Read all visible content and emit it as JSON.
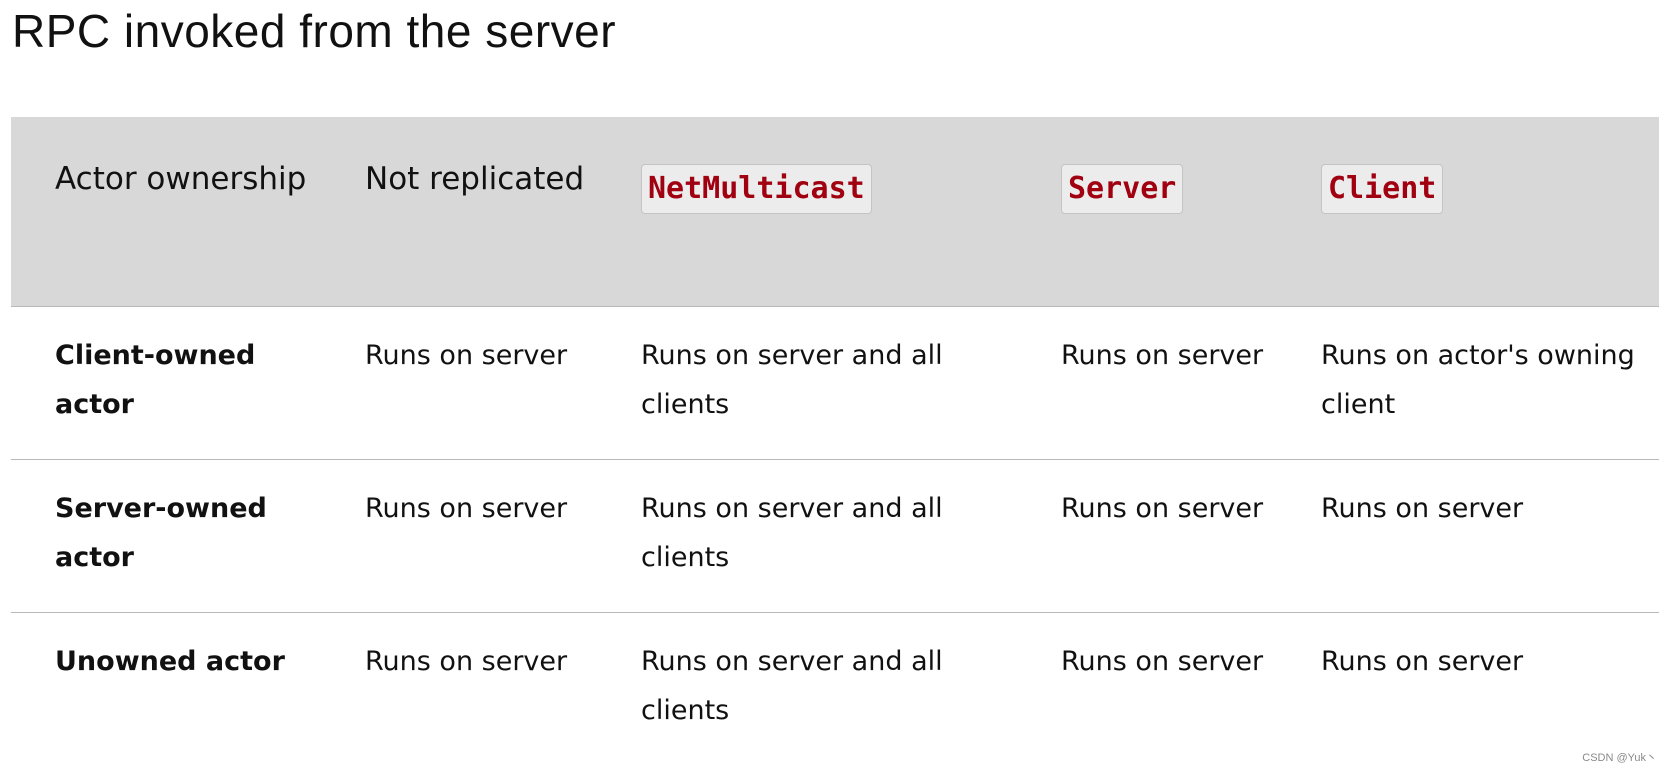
{
  "page": {
    "title": "RPC invoked from the server"
  },
  "table": {
    "headers": {
      "ownership": "Actor ownership",
      "not_replicated": "Not replicated",
      "netmulticast": "NetMulticast",
      "server": "Server",
      "client": "Client"
    },
    "rows": [
      {
        "ownership": "Client-owned actor",
        "not_replicated": "Runs on server",
        "netmulticast": "Runs on server and all clients",
        "server": "Runs on server",
        "client": "Runs on actor's owning client"
      },
      {
        "ownership": "Server-owned actor",
        "not_replicated": "Runs on server",
        "netmulticast": "Runs on server and all clients",
        "server": "Runs on server",
        "client": "Runs on server"
      },
      {
        "ownership": "Unowned actor",
        "not_replicated": "Runs on server",
        "netmulticast": "Runs on server and all clients",
        "server": "Runs on server",
        "client": "Runs on server"
      }
    ]
  },
  "watermark": "CSDN @Yuk丶",
  "colors": {
    "header_bg": "#d8d8d8",
    "code_text": "#a00010",
    "code_bg": "#ececec",
    "row_divider": "#b8b8b8"
  }
}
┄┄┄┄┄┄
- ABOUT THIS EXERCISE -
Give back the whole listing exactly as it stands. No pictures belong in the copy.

- WRITTEN RESPONSE -
Read all visible content and emit it as JSON.
{
  "page": {
    "title": "RPC invoked from the server"
  },
  "table": {
    "headers": {
      "ownership": "Actor ownership",
      "not_replicated": "Not replicated",
      "netmulticast": "NetMulticast",
      "server": "Server",
      "client": "Client"
    },
    "rows": [
      {
        "ownership": "Client-owned actor",
        "not_replicated": "Runs on server",
        "netmulticast": "Runs on server and all clients",
        "server": "Runs on server",
        "client": "Runs on actor's owning client"
      },
      {
        "ownership": "Server-owned actor",
        "not_replicated": "Runs on server",
        "netmulticast": "Runs on server and all clients",
        "server": "Runs on server",
        "client": "Runs on server"
      },
      {
        "ownership": "Unowned actor",
        "not_replicated": "Runs on server",
        "netmulticast": "Runs on server and all clients",
        "server": "Runs on server",
        "client": "Runs on server"
      }
    ]
  },
  "watermark": "CSDN @Yuk丶",
  "colors": {
    "header_bg": "#d8d8d8",
    "code_text": "#a00010",
    "code_bg": "#ececec",
    "row_divider": "#b8b8b8"
  }
}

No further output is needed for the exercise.